Career Definition for a Certified Nurse's Aide
Certified nursing aides (CNAs) work under the guidance of a licensed nurse to provide direct care to patients. Certified nurse's aides work as part of a health care team; their duties include monitoring patients; preparing and delivering medications; taking patients' pulse, respiration, blood pressure and temperature; escorting patients to exam or operating rooms; setting up equipment and supplies; and recording treatment. Certified nurse's aides may also be responsible for helping patients eat, dress, bathe and get in and out of bed.
|Required Education||A high school diploma, on-the-job training|
|Job Duties||Include helping patients eat, dress, bathe; monitoring patients; preparing and delivering medications; recording treatment|
|Median Salary (2017)||$27,520 (all nursing assistants)|
|Job Outlook (2016-2026)||11% growth (all nursing assistants)|
Source: U.S. Bureau of Labor Statistics
Training to become a certified nurse's aide is offered in some high schools, vocational schools, technical colleges, community colleges and universities. Generally, you'll need at least a high school diploma and complete 75 hours of accredited training and an exam to become a certified nurse's aide. Courses and training include information on nutrition, anatomy, physiology, patient's rights and body mechanics.
Because CNAs work as part of a team of medical professionals, it's important that you have good communication and interpersonal skills to succeed in this career. Working as a certified nurse's aide can also require long or unusual hours; an ability to work in a stressful and demanding environment is also important for success as a certified nurse's aide.

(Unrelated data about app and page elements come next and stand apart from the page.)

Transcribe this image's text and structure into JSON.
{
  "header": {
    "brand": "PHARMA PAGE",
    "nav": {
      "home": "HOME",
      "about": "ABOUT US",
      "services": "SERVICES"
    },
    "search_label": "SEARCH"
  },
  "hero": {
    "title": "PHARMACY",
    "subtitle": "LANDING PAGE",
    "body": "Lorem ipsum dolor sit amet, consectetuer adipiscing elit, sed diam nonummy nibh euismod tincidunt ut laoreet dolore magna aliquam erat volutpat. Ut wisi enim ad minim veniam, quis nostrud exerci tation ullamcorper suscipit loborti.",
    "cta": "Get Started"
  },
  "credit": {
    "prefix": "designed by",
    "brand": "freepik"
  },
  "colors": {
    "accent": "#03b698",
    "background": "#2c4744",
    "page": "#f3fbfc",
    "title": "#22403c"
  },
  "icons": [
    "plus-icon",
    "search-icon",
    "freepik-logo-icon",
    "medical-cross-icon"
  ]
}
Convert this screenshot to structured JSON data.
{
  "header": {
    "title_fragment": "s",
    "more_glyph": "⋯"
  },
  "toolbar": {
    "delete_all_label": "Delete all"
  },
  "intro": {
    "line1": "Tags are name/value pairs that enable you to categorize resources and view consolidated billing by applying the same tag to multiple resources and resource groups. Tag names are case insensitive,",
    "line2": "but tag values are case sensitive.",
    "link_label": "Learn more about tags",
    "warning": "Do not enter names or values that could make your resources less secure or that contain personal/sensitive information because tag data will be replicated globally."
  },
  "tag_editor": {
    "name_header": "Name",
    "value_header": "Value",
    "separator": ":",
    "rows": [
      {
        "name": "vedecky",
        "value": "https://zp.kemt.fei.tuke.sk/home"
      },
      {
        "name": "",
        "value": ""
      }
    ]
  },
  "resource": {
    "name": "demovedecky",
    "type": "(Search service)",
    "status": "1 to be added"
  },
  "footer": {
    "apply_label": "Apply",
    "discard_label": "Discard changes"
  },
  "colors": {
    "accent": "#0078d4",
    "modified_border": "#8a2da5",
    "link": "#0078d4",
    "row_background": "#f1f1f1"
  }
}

Employment and Economic Outlook
The employment outlook for nursing assistants, which includes certified nursing aides, is expected to be excellent. The U.S. Bureau of Labor Statistics (BLS) projects that employment in this field will grow 11% from 2016-2026. The median annual wage for nursing assistants was $27,520 as of May 2017.
Alternative Career Options
Here are some examples of alternative career options:
Although they perform more administrative duties than a nurse's aide, medical assistants also provide hands-on care to patients and prepare them for examinations and tests. They can also administer medications under a doctor's supervision. Formal training beyond a high school diploma is not required, but many employers prefer someone who has earned a related career diploma, certificate or associate degree. Some states may also have specific requirements related to education and certification exams.
The BLS projected much faster than average employment growth for medical assistants of 29% between 2016 and 2026. Median yearly income for these medical professionals was measured at $32,480 by the BLS in 2017.
With a little more education and training, one can go from assisting nurses to being a nurse in charge of patient care. Nurses perform additional duties, such as operating medical equipment, administering treatments, keeping records and contributing to care planning. Education options for nurses range from a career diploma to associate and bachelor's degrees. However, nurses with more education and training may have more opportunities for employment. In May of 2017, the BLS reported the median salary of registered nurses was $70,000. It also projected a 15% increase in job opportunities from 2016 to 2026.